■ Problem to work on: Which lines of the records below contain the string "title"? Report each of them.

■ Items from an interface collection:
>>>
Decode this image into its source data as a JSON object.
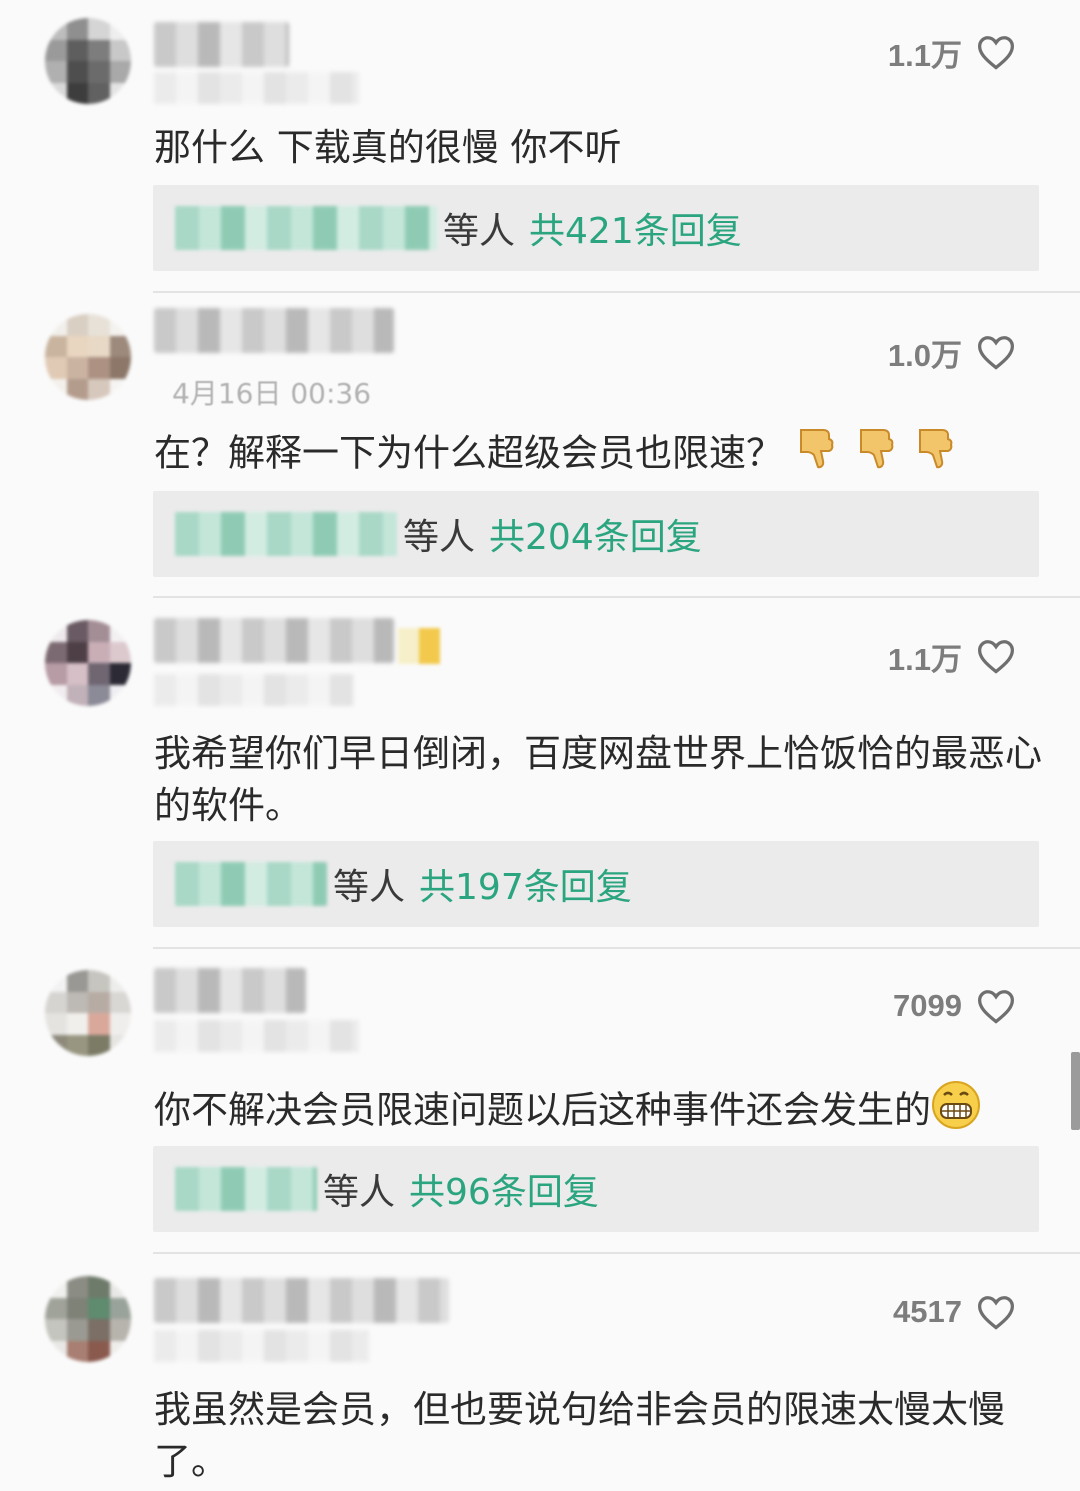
{
  "colors": {
    "background": "#fafafa",
    "reply_box": "#ebebeb",
    "reply_link": "#2aa57f",
    "like_count": "#7d7d7d",
    "divider": "#e3e3e3"
  },
  "comments": [
    {
      "date": "",
      "likes": "1.1万",
      "text": "那什么 下载真的很慢 你不听",
      "reply_by": "等人",
      "reply_total": "共421条回复"
    },
    {
      "date": "4月16日 00:36",
      "likes": "1.0万",
      "text": "在？解释一下为什么超级会员也限速？",
      "emoji": [
        "thumbs-down-icon",
        "thumbs-down-icon",
        "thumbs-down-icon"
      ],
      "reply_by": "等人",
      "reply_total": "共204条回复"
    },
    {
      "date": "",
      "likes": "1.1万",
      "text": "我希望你们早日倒闭，百度网盘世界上恰饭恰的最恶心的软件。",
      "reply_by": "等人",
      "reply_total": "共197条回复"
    },
    {
      "date": "",
      "likes": "7099",
      "text": "你不解决会员限速问题以后这种事件还会发生的",
      "emoji": [
        "grinning-face-icon"
      ],
      "reply_by": "等人",
      "reply_total": "共96条回复"
    },
    {
      "date": "",
      "likes": "4517",
      "text": "我虽然是会员，但也要说句给非会员的限速太慢太慢了。"
    }
  ]
}
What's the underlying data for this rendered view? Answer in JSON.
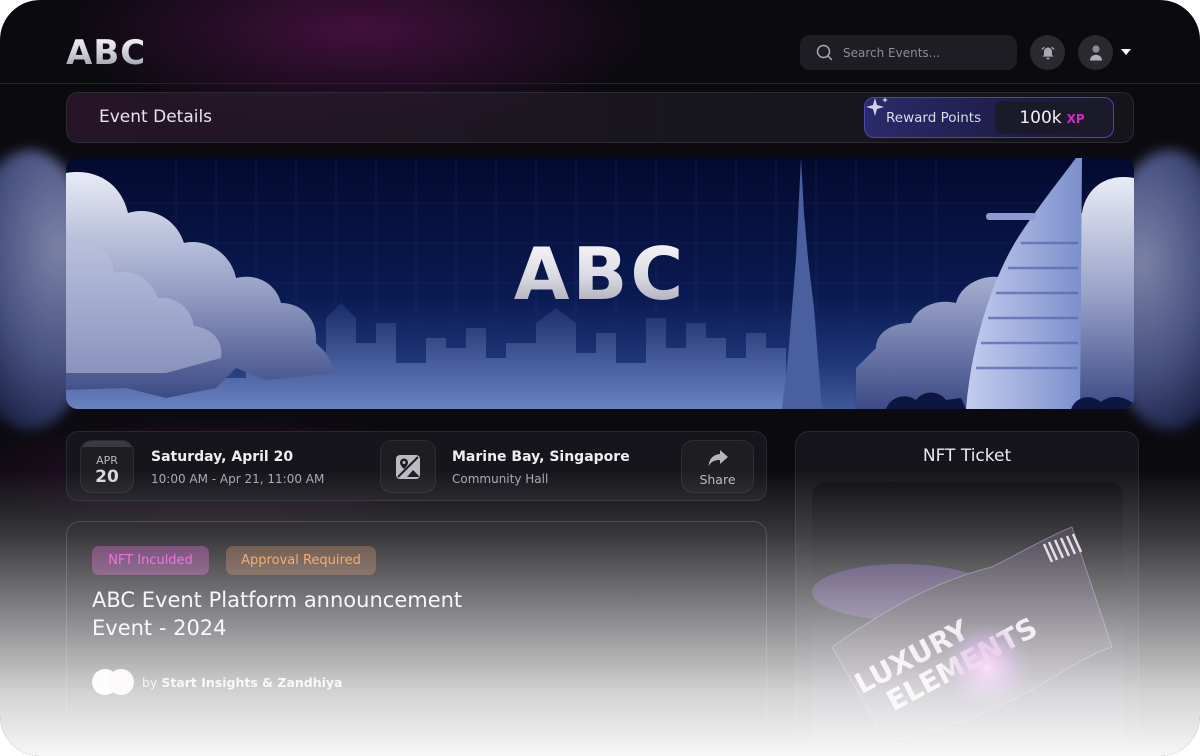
{
  "header": {
    "logo": "ABC",
    "search": {
      "placeholder": "Search Events...",
      "value": ""
    }
  },
  "details_bar": {
    "title": "Event Details",
    "reward": {
      "label": "Reward Points",
      "value": "100k",
      "unit": "XP"
    }
  },
  "banner": {
    "logo": "ABC"
  },
  "info": {
    "date": {
      "month": "APR",
      "day": "20",
      "title": "Saturday, April 20",
      "time": "10:00 AM - Apr 21, 11:00 AM"
    },
    "location": {
      "title": "Marine Bay, Singapore",
      "venue": "Community Hall"
    },
    "share_label": "Share"
  },
  "event": {
    "badges": [
      {
        "label": "NFT Inculded",
        "color": "#e23fd8"
      },
      {
        "label": "Approval Required",
        "color": "#f08c3a"
      }
    ],
    "title": "ABC Event Platform announcement Event - 2024",
    "hosts_prefix": "by",
    "hosts": "Start Insights & Zandhiya"
  },
  "nft": {
    "title": "NFT Ticket",
    "ticket_text": [
      "LUXURY",
      "ELEMENTS"
    ]
  },
  "colors": {
    "accent_xp": "#d12bc6",
    "reward_border": "#4d45b0",
    "background": "#0b0a0f"
  }
}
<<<
■ Written answer:
    "title": "Event Details",
      "title": "Saturday, April 20",
      "title": "Marine Bay, Singapore",
    "title": "ABC Event Platform announcement Event - 2024",
    "title": "NFT Ticket",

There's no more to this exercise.